Election scammers are looking for your support
With fewer than 90-days to go until the presidential election, scam artists are pulling out the stops to steal your money -- and Identity – in the name of the president. The Better Business Bureau explains how thieves are using the election to get you.
Scam 1: Political survey free cruise offer
These public opinion surveys typically involve a recorded announcement offering a “free cruise” in exchange for participating in a telephone survey. However, at the end of the call consumers are asked for a debit or credit card number to cover “port fees” and taxes; they're not so free after all. Consumers who hesitate or ask for time to consider the offer are subject to high-pressure tactics, such as being told the offer is “only good right now.”
Scam 2: Fundraising calls for political donations.
Consumers have reported calls from organizations asking for donations. However, these calls may not really be related to either the Obama or Romney campaigns. Avoid giving out your personal information over the phone. If you would like to give to a political campaign or party, find the candidate’s website to get the right contact information.
Scam 3: Scammers claiming they need to check on your eligibility to vote.
Your voter registration record is with your state and no one will call or email you to verify your eligibility.
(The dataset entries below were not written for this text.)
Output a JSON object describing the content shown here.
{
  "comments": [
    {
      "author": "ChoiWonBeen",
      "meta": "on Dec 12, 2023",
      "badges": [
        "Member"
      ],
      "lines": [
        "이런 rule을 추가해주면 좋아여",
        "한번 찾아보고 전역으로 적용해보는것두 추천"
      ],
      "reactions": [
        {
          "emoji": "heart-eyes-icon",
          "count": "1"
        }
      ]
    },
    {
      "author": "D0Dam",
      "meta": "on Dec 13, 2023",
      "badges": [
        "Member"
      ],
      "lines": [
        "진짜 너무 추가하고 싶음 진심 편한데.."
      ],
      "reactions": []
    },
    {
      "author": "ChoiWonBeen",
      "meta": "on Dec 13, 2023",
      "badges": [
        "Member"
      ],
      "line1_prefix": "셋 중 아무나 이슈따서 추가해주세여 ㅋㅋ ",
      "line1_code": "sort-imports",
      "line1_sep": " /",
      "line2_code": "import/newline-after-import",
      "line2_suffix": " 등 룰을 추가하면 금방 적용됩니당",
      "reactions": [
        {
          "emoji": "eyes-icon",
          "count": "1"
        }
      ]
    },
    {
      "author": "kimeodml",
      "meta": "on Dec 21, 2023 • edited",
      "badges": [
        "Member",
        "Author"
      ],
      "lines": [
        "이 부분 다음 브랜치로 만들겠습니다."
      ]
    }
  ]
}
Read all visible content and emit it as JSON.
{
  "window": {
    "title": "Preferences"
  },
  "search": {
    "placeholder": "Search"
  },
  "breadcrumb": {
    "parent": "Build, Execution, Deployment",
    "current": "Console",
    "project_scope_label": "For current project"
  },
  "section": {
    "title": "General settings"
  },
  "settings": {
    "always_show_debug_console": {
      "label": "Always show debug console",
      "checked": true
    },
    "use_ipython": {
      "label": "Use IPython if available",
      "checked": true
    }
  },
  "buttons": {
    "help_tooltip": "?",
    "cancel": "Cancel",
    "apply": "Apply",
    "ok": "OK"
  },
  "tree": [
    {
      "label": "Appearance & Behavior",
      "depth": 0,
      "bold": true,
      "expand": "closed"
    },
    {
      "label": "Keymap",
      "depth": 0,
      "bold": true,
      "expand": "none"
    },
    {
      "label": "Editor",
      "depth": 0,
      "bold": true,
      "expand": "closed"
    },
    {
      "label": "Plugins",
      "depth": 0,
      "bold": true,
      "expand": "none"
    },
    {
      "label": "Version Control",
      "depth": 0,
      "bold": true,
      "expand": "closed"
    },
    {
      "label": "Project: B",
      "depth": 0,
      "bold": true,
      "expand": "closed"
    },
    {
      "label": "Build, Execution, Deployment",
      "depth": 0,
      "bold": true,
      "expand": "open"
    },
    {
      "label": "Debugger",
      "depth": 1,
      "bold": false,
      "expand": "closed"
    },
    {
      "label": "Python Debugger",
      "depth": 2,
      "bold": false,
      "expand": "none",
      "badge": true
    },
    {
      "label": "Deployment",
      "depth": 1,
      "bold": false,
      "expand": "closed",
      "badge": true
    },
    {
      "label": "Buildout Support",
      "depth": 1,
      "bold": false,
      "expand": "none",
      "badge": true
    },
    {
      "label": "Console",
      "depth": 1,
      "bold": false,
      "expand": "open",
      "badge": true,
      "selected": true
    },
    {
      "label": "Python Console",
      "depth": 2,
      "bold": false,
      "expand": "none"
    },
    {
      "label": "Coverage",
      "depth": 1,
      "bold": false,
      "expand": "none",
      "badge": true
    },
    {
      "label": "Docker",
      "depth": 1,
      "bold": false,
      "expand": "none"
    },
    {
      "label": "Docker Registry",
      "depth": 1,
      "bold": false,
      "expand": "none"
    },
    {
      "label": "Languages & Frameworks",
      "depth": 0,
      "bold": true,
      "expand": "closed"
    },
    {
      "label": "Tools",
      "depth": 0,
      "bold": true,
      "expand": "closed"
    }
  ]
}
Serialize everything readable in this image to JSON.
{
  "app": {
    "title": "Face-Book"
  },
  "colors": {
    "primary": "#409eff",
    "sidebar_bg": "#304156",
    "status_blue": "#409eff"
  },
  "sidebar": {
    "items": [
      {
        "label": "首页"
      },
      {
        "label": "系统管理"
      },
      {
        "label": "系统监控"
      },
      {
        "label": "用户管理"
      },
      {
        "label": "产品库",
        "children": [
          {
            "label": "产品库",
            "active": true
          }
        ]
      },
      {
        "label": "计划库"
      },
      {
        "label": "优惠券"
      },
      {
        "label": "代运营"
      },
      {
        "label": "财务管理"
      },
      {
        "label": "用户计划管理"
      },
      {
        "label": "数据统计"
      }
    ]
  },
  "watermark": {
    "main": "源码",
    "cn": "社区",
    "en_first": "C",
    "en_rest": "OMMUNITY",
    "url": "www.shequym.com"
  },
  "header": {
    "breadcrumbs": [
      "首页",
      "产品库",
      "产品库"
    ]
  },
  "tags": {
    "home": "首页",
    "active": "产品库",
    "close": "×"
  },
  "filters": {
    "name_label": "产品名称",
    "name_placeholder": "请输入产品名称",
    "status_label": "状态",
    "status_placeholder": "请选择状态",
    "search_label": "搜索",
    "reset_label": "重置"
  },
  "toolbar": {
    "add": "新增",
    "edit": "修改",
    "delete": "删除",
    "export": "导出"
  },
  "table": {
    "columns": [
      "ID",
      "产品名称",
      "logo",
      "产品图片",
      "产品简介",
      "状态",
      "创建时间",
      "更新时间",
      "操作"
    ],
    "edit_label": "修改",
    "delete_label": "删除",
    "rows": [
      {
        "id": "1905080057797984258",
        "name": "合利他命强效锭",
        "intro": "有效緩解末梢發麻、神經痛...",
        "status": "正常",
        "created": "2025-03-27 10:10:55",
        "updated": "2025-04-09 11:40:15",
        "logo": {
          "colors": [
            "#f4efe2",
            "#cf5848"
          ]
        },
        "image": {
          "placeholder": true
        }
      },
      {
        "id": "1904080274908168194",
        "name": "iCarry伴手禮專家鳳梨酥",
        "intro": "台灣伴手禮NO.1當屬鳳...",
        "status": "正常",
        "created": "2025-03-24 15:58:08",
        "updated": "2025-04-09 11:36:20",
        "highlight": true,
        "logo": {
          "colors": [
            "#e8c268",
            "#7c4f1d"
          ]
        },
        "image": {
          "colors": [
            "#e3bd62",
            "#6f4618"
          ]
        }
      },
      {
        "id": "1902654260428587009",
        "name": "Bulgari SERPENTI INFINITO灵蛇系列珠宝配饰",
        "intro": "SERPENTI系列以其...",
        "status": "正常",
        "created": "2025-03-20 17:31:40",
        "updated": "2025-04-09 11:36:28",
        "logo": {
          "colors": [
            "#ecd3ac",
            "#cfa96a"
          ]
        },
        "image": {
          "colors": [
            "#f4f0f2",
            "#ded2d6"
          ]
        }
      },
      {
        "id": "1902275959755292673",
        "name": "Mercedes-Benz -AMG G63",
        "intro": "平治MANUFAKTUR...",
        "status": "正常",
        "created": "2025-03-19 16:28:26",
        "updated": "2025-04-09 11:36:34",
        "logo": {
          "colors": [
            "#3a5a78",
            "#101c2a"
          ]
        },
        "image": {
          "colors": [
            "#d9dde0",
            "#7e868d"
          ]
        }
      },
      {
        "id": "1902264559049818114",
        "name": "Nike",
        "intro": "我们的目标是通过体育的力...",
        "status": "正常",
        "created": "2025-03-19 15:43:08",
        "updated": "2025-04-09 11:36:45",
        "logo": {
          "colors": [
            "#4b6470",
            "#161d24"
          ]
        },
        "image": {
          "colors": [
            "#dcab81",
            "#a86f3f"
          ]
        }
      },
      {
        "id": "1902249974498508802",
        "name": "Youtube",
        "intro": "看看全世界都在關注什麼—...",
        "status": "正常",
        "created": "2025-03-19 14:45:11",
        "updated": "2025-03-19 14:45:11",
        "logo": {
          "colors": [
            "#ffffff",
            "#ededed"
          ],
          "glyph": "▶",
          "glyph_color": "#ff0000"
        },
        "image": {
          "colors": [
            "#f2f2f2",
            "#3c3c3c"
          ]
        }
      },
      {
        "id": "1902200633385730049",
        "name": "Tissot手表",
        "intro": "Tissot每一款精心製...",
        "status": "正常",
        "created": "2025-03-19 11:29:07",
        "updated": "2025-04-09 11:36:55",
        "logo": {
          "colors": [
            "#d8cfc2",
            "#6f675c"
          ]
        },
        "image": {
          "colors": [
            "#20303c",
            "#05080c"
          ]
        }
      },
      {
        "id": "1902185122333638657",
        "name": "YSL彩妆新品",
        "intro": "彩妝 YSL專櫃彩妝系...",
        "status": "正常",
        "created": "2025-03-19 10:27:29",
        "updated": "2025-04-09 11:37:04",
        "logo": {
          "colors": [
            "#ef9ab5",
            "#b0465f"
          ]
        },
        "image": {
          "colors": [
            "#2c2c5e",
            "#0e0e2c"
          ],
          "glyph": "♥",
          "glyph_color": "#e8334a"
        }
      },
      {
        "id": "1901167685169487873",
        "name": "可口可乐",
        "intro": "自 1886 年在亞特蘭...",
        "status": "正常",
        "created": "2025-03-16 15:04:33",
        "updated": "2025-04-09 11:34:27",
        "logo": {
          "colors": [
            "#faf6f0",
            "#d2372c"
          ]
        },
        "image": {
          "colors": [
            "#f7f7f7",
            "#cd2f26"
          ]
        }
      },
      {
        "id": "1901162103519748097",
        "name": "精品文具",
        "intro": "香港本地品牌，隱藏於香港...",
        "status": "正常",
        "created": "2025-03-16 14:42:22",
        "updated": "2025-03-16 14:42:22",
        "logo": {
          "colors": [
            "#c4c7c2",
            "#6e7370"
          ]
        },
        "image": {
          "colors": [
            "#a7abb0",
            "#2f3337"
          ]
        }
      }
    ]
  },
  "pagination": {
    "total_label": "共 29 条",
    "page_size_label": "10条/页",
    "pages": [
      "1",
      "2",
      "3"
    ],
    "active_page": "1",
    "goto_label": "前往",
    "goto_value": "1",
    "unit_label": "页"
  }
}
These callers claim they need your credit card or Social Security number.
Avoid election campaign shakedowns:
• Legitimate polling companies will never offer prizes for participating in a telephone
survey, nor ask for a credit card number.
• If you’d like to give to a political campaign or charity, find contact information
yourself and don’t give financial information to an unsolicited caller.
• Requesting a callback number is no guarantee you will be connected with a
legitimate campaign fundraising committee.
Call or visit candidates’ websites to get contact information to give money.
Visit BBB's website for more on these election-fueled scams and more.